BEGIN GIVEN ENTRIES

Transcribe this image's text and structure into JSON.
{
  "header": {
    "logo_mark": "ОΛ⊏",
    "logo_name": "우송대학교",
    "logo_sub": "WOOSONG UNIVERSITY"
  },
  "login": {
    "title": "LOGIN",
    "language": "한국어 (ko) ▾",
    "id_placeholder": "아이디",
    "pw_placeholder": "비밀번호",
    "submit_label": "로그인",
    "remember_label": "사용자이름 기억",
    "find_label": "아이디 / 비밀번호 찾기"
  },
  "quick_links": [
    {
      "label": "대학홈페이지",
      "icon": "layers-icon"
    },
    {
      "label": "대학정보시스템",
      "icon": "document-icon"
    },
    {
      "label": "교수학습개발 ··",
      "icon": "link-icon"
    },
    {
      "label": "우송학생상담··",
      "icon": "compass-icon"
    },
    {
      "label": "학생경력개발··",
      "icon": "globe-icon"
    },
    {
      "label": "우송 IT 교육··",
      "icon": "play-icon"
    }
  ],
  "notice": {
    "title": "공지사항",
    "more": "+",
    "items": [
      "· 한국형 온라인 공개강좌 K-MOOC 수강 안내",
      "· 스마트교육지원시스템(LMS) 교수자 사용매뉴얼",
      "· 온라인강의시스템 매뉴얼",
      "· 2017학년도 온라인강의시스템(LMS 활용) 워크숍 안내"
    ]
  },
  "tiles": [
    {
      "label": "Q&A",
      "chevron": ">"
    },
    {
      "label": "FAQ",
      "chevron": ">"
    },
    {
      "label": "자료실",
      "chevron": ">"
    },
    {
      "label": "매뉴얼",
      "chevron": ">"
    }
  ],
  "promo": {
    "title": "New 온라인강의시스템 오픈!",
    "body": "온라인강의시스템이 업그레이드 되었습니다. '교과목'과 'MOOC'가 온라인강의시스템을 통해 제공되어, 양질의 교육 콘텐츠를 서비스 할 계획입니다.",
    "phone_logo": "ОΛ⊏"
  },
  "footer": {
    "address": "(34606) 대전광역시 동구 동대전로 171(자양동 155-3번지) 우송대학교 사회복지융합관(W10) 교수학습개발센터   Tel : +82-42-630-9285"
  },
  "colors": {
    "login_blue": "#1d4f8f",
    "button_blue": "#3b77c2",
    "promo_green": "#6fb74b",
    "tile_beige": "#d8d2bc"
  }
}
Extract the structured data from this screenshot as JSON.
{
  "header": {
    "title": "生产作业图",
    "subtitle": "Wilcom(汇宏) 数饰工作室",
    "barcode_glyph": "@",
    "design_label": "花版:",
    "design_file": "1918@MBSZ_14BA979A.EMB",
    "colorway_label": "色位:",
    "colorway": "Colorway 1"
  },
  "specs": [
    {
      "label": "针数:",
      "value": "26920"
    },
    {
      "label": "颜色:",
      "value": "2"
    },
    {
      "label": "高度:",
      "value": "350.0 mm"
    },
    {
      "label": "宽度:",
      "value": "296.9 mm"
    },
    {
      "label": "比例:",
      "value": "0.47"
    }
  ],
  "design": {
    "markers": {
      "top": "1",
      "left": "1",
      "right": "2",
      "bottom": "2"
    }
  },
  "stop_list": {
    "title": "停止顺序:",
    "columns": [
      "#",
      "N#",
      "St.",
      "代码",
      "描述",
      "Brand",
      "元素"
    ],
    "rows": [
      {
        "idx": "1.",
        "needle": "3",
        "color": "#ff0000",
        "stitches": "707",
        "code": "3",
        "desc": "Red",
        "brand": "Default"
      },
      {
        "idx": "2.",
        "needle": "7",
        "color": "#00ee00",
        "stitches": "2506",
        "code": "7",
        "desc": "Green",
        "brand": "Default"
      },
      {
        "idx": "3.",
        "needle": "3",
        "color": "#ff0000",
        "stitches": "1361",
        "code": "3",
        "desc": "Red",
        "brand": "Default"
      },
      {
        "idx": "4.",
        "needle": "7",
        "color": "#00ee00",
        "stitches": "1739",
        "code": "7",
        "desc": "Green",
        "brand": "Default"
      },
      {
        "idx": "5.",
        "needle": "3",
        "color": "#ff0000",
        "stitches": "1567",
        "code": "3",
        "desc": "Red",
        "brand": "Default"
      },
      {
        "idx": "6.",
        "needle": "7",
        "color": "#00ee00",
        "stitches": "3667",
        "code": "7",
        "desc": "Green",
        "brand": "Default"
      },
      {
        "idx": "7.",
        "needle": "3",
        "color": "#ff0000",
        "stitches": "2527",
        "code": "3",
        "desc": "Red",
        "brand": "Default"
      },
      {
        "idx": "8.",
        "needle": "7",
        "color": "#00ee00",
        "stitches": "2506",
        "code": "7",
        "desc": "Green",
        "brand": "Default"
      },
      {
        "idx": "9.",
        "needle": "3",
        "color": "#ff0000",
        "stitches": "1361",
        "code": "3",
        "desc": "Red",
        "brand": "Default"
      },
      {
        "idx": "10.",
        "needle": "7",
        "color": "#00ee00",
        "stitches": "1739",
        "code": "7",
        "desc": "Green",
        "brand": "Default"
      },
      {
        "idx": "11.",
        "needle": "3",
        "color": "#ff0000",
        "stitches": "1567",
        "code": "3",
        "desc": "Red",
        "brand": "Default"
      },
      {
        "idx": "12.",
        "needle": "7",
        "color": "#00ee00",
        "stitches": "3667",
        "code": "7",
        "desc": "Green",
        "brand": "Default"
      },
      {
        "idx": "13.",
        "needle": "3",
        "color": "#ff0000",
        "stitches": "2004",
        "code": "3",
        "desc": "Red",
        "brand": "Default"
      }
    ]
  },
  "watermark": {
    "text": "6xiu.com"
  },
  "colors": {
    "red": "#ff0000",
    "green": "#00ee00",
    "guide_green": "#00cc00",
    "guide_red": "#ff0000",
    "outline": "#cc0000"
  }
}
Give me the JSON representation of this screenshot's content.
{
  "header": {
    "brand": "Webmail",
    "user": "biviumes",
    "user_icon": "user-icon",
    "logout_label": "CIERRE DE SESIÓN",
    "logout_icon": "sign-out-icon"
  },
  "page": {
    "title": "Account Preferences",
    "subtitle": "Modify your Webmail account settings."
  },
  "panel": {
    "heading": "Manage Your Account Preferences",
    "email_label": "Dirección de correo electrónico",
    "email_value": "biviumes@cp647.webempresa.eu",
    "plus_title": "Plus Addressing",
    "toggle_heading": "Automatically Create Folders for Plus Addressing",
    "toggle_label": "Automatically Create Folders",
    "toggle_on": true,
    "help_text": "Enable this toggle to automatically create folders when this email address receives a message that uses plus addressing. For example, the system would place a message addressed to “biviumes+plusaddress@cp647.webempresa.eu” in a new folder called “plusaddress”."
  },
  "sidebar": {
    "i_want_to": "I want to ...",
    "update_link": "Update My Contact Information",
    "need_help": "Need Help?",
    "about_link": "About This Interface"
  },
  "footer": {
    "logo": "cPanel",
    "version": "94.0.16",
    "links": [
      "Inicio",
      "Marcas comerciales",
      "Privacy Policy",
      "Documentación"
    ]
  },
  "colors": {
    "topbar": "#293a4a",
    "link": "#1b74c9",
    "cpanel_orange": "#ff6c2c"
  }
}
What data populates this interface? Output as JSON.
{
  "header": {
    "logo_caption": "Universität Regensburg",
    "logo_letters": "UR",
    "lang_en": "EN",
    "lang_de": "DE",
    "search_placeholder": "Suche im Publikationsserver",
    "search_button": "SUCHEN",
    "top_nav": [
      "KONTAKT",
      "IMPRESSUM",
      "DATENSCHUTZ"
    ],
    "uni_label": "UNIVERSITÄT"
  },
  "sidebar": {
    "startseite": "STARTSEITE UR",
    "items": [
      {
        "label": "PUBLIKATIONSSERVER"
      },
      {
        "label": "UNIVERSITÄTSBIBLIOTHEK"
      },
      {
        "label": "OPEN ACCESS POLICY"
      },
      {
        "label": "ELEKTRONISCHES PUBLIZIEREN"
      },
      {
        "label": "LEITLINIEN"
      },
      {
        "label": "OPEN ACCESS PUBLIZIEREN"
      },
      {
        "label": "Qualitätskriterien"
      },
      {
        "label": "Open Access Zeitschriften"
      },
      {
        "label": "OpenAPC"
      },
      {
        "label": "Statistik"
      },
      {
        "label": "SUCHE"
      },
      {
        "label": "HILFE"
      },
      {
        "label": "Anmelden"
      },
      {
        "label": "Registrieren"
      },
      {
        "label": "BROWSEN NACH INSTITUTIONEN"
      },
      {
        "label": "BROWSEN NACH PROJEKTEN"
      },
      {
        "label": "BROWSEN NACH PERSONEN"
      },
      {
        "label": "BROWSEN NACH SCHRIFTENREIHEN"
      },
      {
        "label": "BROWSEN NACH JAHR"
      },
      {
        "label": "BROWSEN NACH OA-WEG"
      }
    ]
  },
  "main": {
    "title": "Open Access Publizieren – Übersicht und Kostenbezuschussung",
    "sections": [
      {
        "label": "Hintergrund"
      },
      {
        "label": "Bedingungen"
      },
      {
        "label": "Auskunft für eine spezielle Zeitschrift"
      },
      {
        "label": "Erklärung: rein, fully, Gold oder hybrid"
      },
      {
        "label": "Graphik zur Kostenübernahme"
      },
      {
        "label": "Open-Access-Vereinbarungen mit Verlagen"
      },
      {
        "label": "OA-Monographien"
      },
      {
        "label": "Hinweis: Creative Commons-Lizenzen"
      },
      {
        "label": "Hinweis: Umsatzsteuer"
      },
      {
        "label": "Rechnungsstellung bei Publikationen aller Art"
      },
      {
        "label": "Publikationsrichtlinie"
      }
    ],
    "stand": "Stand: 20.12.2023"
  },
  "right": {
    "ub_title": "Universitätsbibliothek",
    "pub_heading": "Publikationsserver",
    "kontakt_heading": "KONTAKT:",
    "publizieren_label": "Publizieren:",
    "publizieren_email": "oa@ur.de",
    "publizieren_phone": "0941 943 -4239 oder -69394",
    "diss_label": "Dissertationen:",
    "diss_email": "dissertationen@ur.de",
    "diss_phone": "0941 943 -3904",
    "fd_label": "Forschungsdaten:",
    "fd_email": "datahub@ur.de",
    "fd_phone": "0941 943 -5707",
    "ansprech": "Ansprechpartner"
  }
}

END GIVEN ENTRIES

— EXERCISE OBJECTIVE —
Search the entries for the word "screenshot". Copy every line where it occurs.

— ANSWER FOR THE TASK —
Extract the structured data from this screenshot as JSON.
Give me the JSON representation of this screenshot's content.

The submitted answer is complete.